Work task:
Your task is to print all of the data word for word.

Entries provided:
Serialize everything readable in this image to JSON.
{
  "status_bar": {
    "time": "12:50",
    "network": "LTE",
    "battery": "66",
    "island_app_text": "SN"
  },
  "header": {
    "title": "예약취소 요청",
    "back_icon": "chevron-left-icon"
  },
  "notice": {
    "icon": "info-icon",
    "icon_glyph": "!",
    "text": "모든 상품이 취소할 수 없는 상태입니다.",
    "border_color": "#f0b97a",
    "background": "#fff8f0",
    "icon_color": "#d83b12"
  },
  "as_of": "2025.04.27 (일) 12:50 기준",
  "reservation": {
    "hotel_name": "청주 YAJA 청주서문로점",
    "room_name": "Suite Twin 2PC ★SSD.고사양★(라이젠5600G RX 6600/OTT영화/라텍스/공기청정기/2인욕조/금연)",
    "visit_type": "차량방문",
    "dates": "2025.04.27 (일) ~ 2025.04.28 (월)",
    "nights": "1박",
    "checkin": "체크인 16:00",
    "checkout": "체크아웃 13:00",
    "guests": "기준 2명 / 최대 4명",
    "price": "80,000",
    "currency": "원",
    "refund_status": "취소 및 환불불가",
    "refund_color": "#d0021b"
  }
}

Answer to the exercise:
Serialize everything readable in this image to JSON.
{
  "status_bar": {
    "time": "12:50",
    "network": "LTE",
    "battery": "66",
    "island_app_text": "SN"
  },
  "header": {
    "title": "예약취소 요청",
    "back_icon": "chevron-left-icon"
  },
  "notice": {
    "icon": "info-icon",
    "icon_glyph": "!",
    "text": "모든 상품이 취소할 수 없는 상태입니다.",
    "border_color": "#f0b97a",
    "background": "#fff8f0",
    "icon_color": "#d83b12"
  },
  "as_of": "2025.04.27 (일) 12:50 기준",
  "reservation": {
    "hotel_name": "청주 YAJA 청주서문로점",
    "room_name": "Suite Twin 2PC ★SSD.고사양★(라이젠5600G RX 6600/OTT영화/라텍스/공기청정기/2인욕조/금연)",
    "visit_type": "차량방문",
    "dates": "2025.04.27 (일) ~ 2025.04.28 (월)",
    "nights": "1박",
    "checkin": "체크인 16:00",
    "checkout": "체크아웃 13:00",
    "guests": "기준 2명 / 최대 4명",
    "price": "80,000",
    "currency": "원",
    "refund_status": "취소 및 환불불가",
    "refund_color": "#d0021b"
  }
}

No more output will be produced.